_YOUR INSTRUCTIONS_: Search each line of the data for the word "JSON"; copy every line where it is found.

========================================

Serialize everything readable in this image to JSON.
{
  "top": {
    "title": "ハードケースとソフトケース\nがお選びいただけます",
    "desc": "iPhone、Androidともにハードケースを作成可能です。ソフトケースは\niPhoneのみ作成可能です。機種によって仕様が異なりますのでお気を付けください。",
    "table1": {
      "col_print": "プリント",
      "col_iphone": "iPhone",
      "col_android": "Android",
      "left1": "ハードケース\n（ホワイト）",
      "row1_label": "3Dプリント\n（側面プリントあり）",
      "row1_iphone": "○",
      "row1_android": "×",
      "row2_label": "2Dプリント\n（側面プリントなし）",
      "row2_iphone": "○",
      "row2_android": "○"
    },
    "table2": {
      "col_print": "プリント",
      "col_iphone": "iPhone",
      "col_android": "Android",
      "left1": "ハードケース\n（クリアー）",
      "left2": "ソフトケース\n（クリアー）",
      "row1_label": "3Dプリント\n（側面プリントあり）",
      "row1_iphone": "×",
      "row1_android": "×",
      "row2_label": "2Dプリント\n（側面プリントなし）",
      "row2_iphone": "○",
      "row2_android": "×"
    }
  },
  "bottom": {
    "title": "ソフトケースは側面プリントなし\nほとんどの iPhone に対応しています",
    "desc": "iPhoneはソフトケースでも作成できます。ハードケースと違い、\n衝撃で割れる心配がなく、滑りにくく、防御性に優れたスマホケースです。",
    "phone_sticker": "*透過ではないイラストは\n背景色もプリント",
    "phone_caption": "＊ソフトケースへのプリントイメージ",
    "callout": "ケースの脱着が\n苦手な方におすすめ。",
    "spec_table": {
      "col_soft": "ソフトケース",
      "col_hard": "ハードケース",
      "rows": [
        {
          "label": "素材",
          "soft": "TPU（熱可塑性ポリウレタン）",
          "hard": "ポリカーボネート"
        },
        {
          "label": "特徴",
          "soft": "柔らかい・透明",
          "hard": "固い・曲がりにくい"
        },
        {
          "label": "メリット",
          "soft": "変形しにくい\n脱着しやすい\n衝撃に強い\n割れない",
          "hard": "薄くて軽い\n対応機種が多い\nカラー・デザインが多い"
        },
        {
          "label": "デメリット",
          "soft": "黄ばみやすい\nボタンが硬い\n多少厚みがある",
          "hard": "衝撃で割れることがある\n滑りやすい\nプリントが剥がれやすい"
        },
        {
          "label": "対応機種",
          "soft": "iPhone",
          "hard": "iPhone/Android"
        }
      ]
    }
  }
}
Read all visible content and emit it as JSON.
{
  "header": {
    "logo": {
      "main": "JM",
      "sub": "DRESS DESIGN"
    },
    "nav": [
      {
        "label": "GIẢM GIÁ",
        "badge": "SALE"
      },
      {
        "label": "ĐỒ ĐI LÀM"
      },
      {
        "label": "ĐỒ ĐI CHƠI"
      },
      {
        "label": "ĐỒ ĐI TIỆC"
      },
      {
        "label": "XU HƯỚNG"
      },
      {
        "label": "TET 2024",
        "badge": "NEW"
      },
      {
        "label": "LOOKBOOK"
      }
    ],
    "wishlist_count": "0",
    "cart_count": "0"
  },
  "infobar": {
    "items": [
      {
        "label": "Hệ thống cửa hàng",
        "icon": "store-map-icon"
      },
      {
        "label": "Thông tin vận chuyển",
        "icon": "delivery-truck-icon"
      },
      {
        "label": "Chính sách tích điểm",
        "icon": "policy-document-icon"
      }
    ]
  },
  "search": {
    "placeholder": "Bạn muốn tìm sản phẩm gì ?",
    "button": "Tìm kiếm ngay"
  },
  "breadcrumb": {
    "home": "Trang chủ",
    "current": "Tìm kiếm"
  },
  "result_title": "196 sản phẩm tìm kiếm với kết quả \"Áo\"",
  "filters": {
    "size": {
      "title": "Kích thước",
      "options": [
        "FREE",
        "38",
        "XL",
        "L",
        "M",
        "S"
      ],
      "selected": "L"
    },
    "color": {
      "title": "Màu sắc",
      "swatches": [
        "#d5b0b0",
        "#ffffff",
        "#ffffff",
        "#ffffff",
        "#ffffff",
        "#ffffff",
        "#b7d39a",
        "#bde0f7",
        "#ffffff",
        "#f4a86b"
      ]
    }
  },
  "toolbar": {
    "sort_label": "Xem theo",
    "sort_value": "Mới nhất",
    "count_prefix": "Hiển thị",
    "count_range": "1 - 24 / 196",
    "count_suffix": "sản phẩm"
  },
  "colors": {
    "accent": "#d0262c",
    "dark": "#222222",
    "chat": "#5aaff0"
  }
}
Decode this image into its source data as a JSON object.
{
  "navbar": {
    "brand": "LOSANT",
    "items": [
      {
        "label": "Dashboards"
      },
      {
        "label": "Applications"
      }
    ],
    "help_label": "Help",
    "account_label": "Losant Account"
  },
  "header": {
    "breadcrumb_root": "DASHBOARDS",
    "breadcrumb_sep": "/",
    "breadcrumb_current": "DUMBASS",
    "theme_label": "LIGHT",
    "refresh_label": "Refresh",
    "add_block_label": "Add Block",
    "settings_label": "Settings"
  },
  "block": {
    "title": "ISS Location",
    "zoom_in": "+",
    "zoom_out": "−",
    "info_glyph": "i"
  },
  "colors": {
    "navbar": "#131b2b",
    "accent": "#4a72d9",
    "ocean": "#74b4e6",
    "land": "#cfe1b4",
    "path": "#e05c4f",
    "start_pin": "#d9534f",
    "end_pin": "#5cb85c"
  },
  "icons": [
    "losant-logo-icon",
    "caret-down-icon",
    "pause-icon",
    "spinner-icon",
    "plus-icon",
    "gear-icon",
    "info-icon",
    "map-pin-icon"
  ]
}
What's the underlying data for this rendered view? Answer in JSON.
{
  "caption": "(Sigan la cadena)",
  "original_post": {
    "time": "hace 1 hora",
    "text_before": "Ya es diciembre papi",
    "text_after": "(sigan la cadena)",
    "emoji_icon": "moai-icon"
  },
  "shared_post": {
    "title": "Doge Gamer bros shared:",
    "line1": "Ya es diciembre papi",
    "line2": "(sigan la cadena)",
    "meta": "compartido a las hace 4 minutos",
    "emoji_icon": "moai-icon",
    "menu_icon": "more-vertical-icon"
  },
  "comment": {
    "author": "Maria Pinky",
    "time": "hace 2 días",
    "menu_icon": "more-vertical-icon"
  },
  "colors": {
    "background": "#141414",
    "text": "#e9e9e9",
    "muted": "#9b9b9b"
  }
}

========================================

_EXERCISE SOLUTION_:
Serialize everything readable in this image to JSON.
Read all visible content and emit it as JSON.
Decode this image into its source data as a JSON object.
What's the underlying data for this rendered view? Answer in JSON.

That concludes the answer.